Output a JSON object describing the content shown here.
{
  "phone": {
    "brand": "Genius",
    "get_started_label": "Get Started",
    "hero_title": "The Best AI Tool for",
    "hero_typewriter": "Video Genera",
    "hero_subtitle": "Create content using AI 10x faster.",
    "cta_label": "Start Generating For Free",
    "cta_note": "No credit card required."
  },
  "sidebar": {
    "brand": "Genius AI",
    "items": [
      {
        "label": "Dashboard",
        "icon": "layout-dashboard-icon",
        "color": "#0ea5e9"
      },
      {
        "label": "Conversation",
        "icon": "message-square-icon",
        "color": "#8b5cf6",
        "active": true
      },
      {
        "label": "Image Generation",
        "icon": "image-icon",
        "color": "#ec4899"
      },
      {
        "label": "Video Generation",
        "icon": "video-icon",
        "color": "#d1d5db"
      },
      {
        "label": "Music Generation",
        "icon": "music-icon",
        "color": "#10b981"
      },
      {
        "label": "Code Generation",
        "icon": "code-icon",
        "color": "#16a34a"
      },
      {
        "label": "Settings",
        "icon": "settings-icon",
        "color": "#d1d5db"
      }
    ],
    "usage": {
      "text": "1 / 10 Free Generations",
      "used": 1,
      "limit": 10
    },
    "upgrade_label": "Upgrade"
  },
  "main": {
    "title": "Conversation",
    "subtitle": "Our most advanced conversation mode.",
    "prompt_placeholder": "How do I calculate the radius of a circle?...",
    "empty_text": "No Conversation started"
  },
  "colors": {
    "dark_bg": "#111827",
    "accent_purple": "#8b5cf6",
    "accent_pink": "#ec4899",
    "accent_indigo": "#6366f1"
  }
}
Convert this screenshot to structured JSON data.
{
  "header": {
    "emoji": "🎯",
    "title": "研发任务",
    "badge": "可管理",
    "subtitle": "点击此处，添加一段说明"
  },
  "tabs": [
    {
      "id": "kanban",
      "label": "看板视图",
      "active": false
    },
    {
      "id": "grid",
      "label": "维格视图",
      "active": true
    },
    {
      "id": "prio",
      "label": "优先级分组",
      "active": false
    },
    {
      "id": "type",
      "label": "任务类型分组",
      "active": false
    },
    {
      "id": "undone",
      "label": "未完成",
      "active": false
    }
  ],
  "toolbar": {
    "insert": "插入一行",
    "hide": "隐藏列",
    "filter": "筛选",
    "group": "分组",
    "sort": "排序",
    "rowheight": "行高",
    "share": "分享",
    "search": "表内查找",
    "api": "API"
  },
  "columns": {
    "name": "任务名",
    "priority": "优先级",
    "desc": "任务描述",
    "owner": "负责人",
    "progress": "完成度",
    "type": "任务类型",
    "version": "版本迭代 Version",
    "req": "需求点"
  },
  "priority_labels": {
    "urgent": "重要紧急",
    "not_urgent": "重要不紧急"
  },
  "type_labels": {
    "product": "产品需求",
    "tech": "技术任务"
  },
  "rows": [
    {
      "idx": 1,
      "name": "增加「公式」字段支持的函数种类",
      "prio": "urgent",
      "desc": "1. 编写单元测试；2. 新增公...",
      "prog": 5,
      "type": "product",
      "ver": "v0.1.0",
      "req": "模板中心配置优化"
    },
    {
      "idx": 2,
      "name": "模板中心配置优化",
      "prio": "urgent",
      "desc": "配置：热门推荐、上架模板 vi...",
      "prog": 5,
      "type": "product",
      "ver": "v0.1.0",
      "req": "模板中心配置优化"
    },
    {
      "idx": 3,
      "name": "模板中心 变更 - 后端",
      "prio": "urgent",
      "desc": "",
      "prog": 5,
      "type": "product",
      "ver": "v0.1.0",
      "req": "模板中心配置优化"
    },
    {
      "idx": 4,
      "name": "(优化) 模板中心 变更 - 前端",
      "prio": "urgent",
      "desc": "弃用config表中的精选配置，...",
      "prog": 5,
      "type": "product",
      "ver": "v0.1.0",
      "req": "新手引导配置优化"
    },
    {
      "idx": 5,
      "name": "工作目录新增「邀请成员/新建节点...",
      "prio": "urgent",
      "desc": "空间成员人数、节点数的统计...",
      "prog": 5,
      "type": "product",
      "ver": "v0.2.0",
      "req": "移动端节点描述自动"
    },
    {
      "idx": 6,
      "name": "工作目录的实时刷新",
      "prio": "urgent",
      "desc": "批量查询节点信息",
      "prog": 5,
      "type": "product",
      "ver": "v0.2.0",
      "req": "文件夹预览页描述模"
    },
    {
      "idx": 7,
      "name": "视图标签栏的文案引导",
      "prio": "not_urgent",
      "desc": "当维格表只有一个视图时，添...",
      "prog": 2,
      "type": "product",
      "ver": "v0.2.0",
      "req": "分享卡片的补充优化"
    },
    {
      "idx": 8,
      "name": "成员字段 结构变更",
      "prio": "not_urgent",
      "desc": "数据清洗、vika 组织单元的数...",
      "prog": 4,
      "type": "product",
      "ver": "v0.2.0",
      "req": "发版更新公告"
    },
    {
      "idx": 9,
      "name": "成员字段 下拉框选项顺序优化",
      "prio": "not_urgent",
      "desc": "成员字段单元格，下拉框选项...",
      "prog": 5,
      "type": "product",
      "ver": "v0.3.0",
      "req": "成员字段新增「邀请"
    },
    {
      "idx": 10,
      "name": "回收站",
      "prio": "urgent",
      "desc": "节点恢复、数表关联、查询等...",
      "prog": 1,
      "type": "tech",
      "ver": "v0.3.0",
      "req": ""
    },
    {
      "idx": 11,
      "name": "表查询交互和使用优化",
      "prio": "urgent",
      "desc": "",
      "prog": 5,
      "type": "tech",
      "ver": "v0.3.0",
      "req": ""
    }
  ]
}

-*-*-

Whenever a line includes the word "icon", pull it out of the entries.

        "icon": "layout-dashboard-icon",
        "icon": "message-square-icon",
        "icon": "image-icon",
        "icon": "video-icon",
        "icon": "music-icon",
        "icon": "code-icon",
        "icon": "settings-icon",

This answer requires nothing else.